Originally published in The Independant
A Christian preacher who was held by police for 15 hours without water or food has won R230 000 (£13 000) in compensation for wrongful imprisonment.
John Craven was held by Greater Manchester police after two teenage boys claimed they were offended by his views of homosexuality after the preacher told them: “God hates sin, but he loves the sinner”. The Christian Institute, which funded the legal claim against Manchester police, said Mr Craven was approached by the boys and deliberately asked about his thoughts on same-sex relations.
The boys then kissed in front of him, acted out “obscene” sexual gestures and reported him to a police officer, according to the preacher. He was arrested under section 4A of the Public Order Act 1986, for using insulting words with the intention of causing “harassment, alarm or distress”. The 57-year-old was held for 19 hours at a city centre police station and, according to the pastor, denied food, water and his medication for rheumatoid arthritis for 15 hours. The preacher said he was eventually given a bowl of cereal and microwave meal.

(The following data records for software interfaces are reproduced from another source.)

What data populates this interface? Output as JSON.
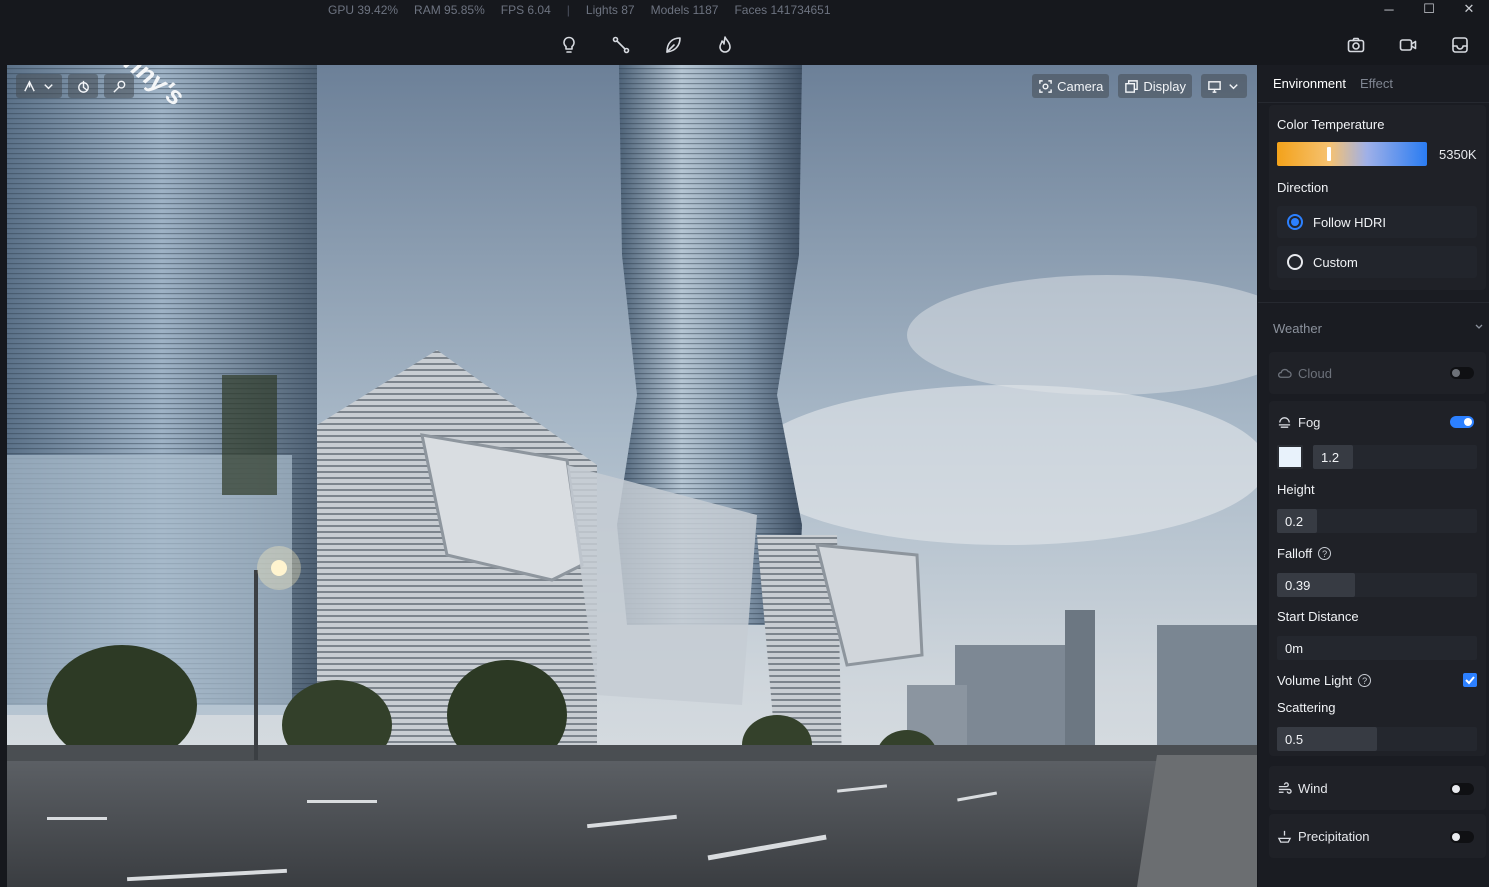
{
  "stats": {
    "gpu": "GPU 39.42%",
    "ram": "RAM 95.85%",
    "fps": "FPS 6.04",
    "separator": "|",
    "lights": "Lights 87",
    "models": "Models 1187",
    "faces": "Faces 141734651"
  },
  "window_controls": {
    "minimize": "─",
    "maximize": "☐",
    "close": "✕"
  },
  "toolbar": {
    "center_icons": [
      "lightbulb-icon",
      "path-tool-icon",
      "leaf-icon",
      "fire-icon"
    ],
    "right_icons": [
      "camera-icon",
      "video-icon",
      "inbox-icon"
    ]
  },
  "viewport": {
    "camera_label": "Camera",
    "display_label": "Display",
    "sign_text": "nny's"
  },
  "panel": {
    "tabs": [
      "Environment",
      "Effect"
    ],
    "active_tab": "Environment",
    "color_temperature": {
      "label": "Color Temperature",
      "value": "5350K",
      "position": 0.34
    },
    "direction": {
      "label": "Direction",
      "options": [
        "Follow HDRI",
        "Custom"
      ],
      "selected": "Follow HDRI"
    },
    "weather": {
      "label": "Weather",
      "cloud": {
        "label": "Cloud",
        "enabled": false
      },
      "fog": {
        "label": "Fog",
        "enabled": true,
        "color": "#e8f2fb",
        "density": "1.2",
        "height_label": "Height",
        "height": "0.2",
        "height_fill": 0.2,
        "falloff_label": "Falloff",
        "falloff": "0.39",
        "falloff_fill": 0.39,
        "start_distance_label": "Start Distance",
        "start_distance": "0m",
        "volume_light_label": "Volume Light",
        "volume_light": true,
        "scattering_label": "Scattering",
        "scattering": "0.5",
        "scattering_fill": 0.5
      },
      "wind": {
        "label": "Wind",
        "enabled": false
      },
      "precipitation": {
        "label": "Precipitation",
        "enabled": false
      }
    }
  },
  "colors": {
    "accent": "#2c80ff",
    "panel_bg": "#1a1c22",
    "app_bg": "#16181d"
  }
}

Mr Craven brought legal action against the police alleging wrongful arrest, false imprisonment and a breach of his human rights. He said the actions of the police left him feeling “nervous” and “distressed”.

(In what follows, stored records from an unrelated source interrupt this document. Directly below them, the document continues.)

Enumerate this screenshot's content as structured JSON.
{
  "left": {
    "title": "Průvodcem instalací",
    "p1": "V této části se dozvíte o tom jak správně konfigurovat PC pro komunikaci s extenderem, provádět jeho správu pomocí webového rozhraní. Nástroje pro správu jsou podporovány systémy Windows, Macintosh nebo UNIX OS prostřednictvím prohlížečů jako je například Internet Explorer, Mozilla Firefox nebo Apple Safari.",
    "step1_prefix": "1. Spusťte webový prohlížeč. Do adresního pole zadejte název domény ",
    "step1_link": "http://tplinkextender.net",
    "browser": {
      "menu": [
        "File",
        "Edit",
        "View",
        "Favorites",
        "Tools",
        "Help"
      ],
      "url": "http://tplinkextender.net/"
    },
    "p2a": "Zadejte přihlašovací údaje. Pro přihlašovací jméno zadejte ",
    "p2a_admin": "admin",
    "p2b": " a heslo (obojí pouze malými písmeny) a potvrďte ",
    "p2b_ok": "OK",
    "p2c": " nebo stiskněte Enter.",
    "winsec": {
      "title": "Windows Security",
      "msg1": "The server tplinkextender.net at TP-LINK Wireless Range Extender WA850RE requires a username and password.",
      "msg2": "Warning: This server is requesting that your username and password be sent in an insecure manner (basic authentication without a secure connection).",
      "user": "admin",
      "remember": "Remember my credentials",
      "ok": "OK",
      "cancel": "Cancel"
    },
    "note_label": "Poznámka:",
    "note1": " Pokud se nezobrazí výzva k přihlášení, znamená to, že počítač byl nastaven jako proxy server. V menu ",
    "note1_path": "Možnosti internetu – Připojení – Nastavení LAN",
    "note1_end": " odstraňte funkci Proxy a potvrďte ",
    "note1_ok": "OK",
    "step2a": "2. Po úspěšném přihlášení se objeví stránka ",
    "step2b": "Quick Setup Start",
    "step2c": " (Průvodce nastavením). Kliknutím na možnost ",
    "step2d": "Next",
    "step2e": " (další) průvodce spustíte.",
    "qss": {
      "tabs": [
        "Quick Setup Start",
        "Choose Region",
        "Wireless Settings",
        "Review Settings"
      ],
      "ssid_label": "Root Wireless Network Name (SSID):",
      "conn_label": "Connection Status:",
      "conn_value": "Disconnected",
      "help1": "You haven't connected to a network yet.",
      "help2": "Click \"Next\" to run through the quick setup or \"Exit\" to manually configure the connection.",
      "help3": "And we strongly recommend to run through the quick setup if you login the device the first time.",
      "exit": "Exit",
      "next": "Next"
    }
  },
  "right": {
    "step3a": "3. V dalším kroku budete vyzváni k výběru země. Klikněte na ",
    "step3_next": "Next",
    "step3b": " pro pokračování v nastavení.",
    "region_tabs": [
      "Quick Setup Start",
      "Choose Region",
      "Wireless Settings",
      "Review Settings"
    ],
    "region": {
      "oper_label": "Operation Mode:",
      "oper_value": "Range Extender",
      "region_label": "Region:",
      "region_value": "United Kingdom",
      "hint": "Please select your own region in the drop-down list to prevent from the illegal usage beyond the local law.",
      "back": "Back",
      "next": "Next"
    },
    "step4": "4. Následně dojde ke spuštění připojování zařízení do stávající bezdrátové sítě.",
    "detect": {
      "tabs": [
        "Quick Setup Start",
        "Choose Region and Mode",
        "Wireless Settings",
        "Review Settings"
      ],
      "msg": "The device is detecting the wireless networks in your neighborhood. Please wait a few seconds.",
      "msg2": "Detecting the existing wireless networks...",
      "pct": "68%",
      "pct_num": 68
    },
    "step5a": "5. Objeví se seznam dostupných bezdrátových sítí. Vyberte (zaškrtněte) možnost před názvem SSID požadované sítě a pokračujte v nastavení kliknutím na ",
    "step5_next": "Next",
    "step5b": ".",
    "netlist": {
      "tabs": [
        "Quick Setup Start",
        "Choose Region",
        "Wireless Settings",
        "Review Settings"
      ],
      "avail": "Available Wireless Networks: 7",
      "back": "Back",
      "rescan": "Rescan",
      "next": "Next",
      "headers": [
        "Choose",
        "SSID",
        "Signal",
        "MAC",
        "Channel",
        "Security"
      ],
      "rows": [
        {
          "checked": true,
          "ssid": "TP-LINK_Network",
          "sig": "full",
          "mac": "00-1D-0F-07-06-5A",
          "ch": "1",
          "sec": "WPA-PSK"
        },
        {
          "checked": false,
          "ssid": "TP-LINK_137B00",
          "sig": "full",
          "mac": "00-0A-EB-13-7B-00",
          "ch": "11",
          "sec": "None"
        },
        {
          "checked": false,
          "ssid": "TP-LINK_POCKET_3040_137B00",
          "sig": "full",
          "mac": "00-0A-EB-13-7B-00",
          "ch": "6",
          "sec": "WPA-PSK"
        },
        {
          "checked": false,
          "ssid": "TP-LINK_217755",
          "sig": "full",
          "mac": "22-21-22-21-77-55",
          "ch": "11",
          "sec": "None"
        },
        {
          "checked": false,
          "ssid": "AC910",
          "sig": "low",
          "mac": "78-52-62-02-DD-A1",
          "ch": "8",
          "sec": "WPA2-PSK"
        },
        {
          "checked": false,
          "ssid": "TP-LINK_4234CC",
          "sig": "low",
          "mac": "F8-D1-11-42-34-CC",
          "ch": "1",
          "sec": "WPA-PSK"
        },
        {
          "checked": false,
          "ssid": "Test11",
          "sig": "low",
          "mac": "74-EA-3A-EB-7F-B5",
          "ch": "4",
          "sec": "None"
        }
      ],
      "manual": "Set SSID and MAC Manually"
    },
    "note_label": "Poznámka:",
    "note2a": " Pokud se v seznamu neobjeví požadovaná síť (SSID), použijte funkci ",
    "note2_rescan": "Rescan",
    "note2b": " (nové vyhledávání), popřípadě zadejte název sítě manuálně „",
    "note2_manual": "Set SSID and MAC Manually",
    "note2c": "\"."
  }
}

Greater Manchester Police has now agreed to pay a total of R885 000 (£50 000) in costs and compensation in an out-of-court settlement.
In a statement, Craven added: “I never intended to cause anyone harassment, alarm or distress. In fact, quite the opposite. I preach the Gospel which means good news and the love of God for all. It appears that the actions of the police were calculated to give me and other street preachers the impression that we could not preach the Gospel in public without breaking the law and if we did we would be arrested.”
Director Colin Hart, director of the Christian Institute, said: “Nobody should face 19 hours in custody for simply answering a question about their beliefs. “The disgraceful way in which Mr Craven was treated fell well below what the public deserve.
“In terms of the infringement of religious liberty, it was one of the worst cases we have ever dealt with.”